For much of our date night at the new Citizen, my husband’s eyes looked longingly at the women seated next to us. (Practically cuddled next to us: tables are snugly spaced here.) Both were chomping down on the Spicy Fried Chicken Sandwich, a teetering tower of brown crunch and pale goo tucked in a puffy bun. It had, I allow, serious eye appeal. And sound appeal: it makes noises, this construct, that blends with the sound of women moaning.
Our table was covered largely with vegetables and raw fish. Plates of scallop crudo, the rounds of raw mollusk deluged with tiny, shiny, pretty things; wedges of grilled eggplant smothered with yogurt; black and green broccoli; and a warm salad of roasted squash and wilted radicchio. Plus (fried) falafel, for fibre. All of which my date tucked into with great pleasure — and justly so. But ever with a roaming eye to the birds next door.
Citizen is the second project for the formidable chef-restaurateur team of Marc Doiron and Lori Wojcik. Their first is the seven-year-old Elgin Street restaurant called Town. This sibling slipped into a former hair salon space, around the corner from Town on Gilmour Street, with a configuration that allows for the Town kitchen to be lengthened and shared. The room is bright, whitewashed, with design touches that are rustic-refined, quirky and charming. Art matters to this team – Wojcik comes from an art restoration background, and ran a gallery for a dozen years. Music does too. If there weren’t a dozen hungry eyes at the front door looking longingly at my table (no reservations), I could have lingered, ordering this and that, and enjoyed the tunes.

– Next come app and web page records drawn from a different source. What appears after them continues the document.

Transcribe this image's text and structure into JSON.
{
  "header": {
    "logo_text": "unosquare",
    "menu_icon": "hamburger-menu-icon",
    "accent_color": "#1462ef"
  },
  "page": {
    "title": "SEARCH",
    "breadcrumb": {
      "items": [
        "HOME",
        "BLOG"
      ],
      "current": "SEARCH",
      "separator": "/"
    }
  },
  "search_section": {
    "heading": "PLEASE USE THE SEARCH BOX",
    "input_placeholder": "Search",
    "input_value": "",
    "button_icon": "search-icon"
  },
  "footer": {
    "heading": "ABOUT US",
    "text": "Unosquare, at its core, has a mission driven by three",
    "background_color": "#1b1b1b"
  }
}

As is the modern way, the menu has a snacky sensibility. If you know the food served at Town, you’ll recognize the same focus on big flavours, eccentric-sounding combinations (that work), and pretty plates. Doiron trained as a pastry chef, and his pleasure in detail, colour and form is clear. But unlike the cuisine at Town – mod-Italian with some liberties – the influences on the menu at Citizen are more global, from southern Spain, Lebanon, Morocco, Korea, Japan and Quebec. Whyever not?
You could start with dates, stuffed with smoked blue cheese, sashed with bacon, brushed with cayenne’d honey, and smothered with almonds, slivered and browned. Though you could also end well with these dates; no matter how much savoury you toss at dates, they remain sweet treats. Or you could start with broccoli. Nothing sweet about them. The kitchen sets the charred spears, showered with manchego cheese, in a shallow pool of Ajo Blanco, the ancient Andalusian soup of almond, bread and garlic, cool and thick, scattered with pickled grapes, and lots of crunchy almonds. Think broccoli’s not your thing? Try this version.
Wedges of smokey eggplant, canoe shaped, bronzed, grill-marked and dredged in punchy spices, are set upon with many things – a couscous salad, soft braised lamb, juicy pops of pomegranate, rings of pickled jalapeno, spoons of cool, tangy yogurt and a big finish of nubbly gremolata, all green and garlicky, puckered up with preserved lemon.
And on it went, dish after dish of pretty pleasures and out-there combinations. Heirloom carrots perfectly roasted, set in a white puddle of goat cheese sauce. Ringing the dish, an Oz-green swirl of slurried pesto, and (here’s where it gets weird) orange mounds of tobiko (Japanese flying fish roe), along with preserved mandarin for some sweet citrus, branches of dill and broken bits of a black sesame brittle.
Two types of squash are herbed, roasted and blanketed with charred radicchio, moistened with a lime crema and crowned with seeds. What else? Falafel with beet hummus and a pickled beet salad, heady of cloves. And scallops crudo, the only dish with a slight flaw. Roasted hazelnuts, a brunoise of green apple, pea shoots and snipped chives draped the scallops, ‘cooked’ in a lime-apple gel and anointed with brown butter. But the butter had hardened to shards. Clearly not the plan. So we let the dish sit, turned our attention to other things, and in time the butter liquefied, and the scallops and their mates were pretty darn splendid.
Who needs teetering towers of Korean fried chicken sandwiches with prosciutto and pickles when there’s so much good in vegetables and fish?
We indulged instead with pudding chomeur set in a maple caramel, with spiced apples and whipped cream.
Citizen might have a thoroughly casual feel, but service has a fine dining sensibility. It knows the food inside out and back to front, has solid wine knowledge (the list is as interesting as the food), is focused on the needs of its tables, and the floor and bar staff seem a happy bunch.
As our server said, when asked why she’d come to Citizen: “Well, when you have the opportunity to work with Marc and Lori… you just do.”
Marc Doiron and Lori Wojcik’s Citizen is open Thursday through Sunday. On Monday evenings, guest chef Mike Frank (late of Bar Robo and the departed Mellos diner) takes over the kitchen.
207 Gilmour St., 613-422-6505
Small plates, $9 to $16
Open from 6 p.m. Thursday to Monday